Based on the authors' lecture notes, Introduction to the Theory of Statistical Inference presents concise yet complete coverage of statistical inference theory, focusing on the fundamental classical principles. Suitable for a second-semester undergraduate course on statistical inference, the book offers proofs to support the mathematics. It illustrates core concepts using cartoons and provides solutions to all examples and problems.
Basic notations and ideas of statistical inference are explained in a mathematically rigorous, but understandable, form
Classroom-tested and designed for students of mathematical statistics
Examples, applications of the general theory to special cases, exercises, and figures provide a deeper insight into the material
Solutions provided for problems formulated at the end of each chapter

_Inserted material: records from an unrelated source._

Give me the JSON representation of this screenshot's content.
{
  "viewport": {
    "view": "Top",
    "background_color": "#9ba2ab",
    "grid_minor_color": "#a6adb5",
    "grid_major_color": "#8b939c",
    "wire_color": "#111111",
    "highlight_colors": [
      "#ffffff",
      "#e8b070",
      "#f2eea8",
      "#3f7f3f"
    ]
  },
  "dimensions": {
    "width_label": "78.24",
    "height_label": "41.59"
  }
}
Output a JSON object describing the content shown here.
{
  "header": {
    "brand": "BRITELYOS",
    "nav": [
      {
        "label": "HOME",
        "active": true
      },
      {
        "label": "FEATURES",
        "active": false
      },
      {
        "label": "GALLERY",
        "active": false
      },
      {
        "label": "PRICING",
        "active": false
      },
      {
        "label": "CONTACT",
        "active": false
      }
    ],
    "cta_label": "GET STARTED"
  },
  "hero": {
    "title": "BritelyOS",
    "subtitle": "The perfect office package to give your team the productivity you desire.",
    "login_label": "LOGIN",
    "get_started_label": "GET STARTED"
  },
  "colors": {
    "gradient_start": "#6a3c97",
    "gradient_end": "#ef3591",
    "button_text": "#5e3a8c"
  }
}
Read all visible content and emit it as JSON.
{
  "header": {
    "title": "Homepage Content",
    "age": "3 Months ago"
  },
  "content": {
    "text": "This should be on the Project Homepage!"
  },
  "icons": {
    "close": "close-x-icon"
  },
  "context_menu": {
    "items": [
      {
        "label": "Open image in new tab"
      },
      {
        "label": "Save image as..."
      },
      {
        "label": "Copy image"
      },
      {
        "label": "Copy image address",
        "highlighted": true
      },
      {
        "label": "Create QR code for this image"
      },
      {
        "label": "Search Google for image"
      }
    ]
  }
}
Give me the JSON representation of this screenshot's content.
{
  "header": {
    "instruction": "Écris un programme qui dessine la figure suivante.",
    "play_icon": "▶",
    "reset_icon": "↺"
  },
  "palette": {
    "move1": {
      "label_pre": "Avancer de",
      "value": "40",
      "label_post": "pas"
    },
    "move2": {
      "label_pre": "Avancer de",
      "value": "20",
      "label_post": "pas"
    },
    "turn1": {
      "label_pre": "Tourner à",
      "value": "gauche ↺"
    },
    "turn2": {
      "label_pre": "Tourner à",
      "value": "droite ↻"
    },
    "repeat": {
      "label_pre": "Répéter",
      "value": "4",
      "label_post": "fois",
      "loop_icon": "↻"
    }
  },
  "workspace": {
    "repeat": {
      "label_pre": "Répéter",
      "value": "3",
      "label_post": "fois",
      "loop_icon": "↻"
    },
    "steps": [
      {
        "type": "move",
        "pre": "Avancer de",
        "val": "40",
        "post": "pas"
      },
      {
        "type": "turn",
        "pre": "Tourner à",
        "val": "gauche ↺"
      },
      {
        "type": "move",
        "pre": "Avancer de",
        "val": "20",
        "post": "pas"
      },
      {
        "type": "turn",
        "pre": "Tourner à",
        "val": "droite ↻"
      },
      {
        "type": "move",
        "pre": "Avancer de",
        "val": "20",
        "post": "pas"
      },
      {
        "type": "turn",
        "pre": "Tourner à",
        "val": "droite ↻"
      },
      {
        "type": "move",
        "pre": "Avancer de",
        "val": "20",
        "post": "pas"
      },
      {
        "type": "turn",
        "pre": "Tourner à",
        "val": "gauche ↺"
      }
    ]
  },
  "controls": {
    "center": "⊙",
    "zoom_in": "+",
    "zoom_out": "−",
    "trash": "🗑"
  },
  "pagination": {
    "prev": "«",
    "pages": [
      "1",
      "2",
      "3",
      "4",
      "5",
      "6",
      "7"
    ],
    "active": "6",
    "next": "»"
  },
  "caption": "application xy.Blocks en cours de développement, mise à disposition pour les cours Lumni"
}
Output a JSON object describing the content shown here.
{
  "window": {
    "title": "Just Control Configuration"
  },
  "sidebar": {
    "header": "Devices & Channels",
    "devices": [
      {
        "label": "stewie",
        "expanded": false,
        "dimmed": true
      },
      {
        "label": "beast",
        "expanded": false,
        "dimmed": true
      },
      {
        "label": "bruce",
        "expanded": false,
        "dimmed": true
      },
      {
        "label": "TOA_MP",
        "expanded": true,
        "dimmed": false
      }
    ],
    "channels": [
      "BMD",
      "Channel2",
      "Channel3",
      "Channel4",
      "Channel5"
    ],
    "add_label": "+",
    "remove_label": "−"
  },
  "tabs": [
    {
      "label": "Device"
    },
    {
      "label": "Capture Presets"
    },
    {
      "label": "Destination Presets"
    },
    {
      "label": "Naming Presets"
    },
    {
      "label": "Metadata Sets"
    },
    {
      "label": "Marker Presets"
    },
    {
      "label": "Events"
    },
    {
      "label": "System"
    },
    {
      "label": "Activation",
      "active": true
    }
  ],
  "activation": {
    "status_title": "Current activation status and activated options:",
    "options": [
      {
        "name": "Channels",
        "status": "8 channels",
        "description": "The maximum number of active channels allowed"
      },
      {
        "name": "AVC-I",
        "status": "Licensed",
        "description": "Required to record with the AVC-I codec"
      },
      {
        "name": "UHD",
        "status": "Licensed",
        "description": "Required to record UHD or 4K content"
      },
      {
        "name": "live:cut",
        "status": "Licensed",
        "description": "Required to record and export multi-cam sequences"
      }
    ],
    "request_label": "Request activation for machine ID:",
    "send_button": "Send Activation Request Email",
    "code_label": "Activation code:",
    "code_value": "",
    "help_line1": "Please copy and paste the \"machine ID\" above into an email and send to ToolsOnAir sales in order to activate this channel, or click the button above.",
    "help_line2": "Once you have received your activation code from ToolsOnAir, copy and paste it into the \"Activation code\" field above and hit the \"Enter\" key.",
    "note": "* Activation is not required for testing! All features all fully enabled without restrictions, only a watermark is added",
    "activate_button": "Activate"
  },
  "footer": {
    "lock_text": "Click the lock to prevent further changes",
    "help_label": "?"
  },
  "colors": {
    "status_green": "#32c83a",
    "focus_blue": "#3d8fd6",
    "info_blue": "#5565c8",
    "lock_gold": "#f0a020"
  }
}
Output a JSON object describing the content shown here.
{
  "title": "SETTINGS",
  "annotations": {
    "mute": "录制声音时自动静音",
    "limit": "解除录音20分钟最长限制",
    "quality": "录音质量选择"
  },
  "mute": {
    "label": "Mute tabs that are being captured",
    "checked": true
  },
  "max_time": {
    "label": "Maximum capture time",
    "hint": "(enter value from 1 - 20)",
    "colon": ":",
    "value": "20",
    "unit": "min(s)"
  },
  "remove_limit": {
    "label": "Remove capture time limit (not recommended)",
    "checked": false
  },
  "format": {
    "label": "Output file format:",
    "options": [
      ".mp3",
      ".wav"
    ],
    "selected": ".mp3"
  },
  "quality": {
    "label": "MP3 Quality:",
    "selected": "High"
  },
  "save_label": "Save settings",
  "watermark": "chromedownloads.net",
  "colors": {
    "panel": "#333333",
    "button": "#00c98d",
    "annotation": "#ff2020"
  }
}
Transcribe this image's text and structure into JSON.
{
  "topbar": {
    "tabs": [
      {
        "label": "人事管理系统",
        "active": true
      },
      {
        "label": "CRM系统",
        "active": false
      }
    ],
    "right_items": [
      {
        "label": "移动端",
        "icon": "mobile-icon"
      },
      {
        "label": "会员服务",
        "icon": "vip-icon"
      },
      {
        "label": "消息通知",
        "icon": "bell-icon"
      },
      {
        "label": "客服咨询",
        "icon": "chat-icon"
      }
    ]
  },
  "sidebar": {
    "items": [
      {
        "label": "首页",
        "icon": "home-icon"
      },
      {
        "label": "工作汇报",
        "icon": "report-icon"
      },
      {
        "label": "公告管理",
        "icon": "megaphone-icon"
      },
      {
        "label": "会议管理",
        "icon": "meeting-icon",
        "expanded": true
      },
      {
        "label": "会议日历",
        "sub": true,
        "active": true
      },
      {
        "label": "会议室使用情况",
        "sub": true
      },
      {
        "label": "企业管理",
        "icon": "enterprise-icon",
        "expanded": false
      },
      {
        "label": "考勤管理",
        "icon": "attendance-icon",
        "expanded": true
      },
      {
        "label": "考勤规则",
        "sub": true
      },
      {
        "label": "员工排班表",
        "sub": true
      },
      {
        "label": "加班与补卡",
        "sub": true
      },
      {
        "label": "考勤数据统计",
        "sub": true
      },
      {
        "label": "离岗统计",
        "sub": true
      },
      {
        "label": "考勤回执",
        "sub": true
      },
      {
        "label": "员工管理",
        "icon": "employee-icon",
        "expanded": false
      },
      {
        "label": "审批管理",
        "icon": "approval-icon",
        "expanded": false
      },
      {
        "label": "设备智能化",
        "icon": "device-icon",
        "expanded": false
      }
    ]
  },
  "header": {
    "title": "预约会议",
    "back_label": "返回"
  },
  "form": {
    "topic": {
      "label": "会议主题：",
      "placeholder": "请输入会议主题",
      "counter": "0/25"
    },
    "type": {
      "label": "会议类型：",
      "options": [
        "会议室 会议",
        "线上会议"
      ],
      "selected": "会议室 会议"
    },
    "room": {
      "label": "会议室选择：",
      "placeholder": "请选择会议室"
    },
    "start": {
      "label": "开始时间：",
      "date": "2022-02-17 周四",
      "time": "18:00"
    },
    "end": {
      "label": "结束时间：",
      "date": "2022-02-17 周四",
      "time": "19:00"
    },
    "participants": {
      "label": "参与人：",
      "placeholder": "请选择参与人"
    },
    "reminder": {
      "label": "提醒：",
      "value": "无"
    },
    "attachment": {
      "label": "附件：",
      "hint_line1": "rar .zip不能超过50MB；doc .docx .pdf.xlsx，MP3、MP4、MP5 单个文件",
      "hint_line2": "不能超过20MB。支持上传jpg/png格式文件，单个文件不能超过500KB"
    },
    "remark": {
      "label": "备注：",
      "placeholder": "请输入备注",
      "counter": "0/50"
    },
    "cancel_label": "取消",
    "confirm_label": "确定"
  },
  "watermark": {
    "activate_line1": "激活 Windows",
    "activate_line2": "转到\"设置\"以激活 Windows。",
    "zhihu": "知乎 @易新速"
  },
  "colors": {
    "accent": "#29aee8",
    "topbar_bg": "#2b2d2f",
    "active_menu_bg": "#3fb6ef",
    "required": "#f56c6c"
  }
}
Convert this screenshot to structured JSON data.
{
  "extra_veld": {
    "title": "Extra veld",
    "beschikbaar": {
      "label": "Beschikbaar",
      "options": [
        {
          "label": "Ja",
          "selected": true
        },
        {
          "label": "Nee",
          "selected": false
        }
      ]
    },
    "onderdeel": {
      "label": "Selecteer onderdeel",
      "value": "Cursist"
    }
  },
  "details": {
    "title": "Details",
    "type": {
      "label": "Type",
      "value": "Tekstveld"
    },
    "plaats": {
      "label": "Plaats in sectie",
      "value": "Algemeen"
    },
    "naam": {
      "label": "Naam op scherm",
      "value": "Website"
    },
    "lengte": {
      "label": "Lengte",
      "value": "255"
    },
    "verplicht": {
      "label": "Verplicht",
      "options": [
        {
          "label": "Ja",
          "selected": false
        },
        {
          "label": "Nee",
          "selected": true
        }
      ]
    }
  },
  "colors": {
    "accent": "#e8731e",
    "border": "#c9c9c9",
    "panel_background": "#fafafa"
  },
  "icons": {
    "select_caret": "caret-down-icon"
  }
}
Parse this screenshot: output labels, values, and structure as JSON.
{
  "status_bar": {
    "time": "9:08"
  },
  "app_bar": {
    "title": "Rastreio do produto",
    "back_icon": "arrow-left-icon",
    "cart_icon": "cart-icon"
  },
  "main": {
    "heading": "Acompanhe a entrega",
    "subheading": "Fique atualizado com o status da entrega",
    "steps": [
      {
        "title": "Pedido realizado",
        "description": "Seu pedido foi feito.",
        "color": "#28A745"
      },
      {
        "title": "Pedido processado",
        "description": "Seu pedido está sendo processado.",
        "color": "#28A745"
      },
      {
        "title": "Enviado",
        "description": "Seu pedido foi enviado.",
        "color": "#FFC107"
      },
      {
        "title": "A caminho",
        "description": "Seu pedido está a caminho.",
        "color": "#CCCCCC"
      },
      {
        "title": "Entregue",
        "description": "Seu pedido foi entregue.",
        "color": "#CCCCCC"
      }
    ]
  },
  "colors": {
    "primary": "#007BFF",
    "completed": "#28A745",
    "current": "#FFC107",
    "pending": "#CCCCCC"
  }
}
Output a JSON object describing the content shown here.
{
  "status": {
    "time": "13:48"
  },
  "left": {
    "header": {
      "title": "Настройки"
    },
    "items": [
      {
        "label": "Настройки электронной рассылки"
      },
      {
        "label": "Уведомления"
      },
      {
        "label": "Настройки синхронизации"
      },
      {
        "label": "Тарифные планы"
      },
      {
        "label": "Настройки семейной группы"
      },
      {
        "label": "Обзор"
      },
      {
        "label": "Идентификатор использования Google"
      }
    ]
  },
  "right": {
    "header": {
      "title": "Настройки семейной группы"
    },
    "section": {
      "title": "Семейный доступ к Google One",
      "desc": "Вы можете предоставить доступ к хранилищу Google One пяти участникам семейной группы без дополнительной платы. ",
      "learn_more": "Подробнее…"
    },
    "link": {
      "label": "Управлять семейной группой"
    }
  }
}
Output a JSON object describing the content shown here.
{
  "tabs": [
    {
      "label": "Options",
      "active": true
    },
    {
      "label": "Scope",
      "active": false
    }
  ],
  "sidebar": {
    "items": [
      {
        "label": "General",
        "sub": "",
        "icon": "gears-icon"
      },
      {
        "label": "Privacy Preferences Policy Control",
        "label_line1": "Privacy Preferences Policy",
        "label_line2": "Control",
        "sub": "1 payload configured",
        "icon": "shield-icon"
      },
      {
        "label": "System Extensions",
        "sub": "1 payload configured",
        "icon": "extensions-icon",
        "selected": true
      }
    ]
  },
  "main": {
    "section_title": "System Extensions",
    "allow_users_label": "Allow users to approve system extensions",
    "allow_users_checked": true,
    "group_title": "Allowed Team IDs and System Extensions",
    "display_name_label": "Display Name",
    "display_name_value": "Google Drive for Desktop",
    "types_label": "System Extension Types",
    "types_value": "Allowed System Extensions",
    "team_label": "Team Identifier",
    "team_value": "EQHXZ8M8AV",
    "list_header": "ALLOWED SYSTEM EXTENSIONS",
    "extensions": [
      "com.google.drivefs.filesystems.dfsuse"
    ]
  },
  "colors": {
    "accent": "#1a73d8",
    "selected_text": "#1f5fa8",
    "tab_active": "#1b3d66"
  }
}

Combines the theoretical basis of statistical inference with a useful applied toolbox that includes linear models
Theoretical, difficult, or frequently misunderstood problems are marked
The book is aimed at advanced undergraduate students, graduate students in mathematics and statistics, and theoretically-interested students from other disciplines. Results are presented as theorems and corollaries. All theorems are proven and important statements are formulated as guidelines in prose. With its multipronged and student-tested approach, this book is an excellent introduction to the theory of statistical inference.
Hannelore Liero is an apl. Prof. for Mathematical Statistics at the University of Potsdam. She studied Mathematics at the Humboldt-University in Berlin. She earned her Ph.D. while working as a scientist at the Academy of Sciences of the GDR. Since 1992, she has taught Statistics for undergraduate and graduate students in Mathematics, Biology and Computer Science at the Faculty of Sciences at the University of Potsdam. In addition to teaching, she does basic research in Statistics and supports scientists applying statistical methods in practice. Silvelyn Zwanzig is an Associate Professor for Mathematical Statistics at Uppsala University. She studied Mathematics at the Humboldt-University in Berlin. Before coming to Sweden she was Assistant Professor at the University of Hamburg in Germany. She received her Ph.D. in Mathematics at the Academy of Sciences of the GDR. Since 1991, she has taught Statistics for undergraduate and graduate students. Her research interests have moved from theoretical statistics to computer intensive statistics. She is interested in consulting and was working in Astrometry.
Introduction Statistical model Data Statistical Model Statistic Exponential Families List of Problems Further Reading Inference Principles Likelihood Function Fisher Information Sufficiency List of Problems Further Reading Estimation Methods of Estimation Unbiasedness and Mean Squared Error Asymptotic Properties of Estimators List of Problems Further Reading Testing Hypotheses Test problems Tests: Assessing Evidence Tests: Decision Rules List of Problems Further Reading Linear Model Introduction Formulation of the Model The Least Squares Estimator The Normal Linear Model List of Problems Further Reading Solutions Bibliography Index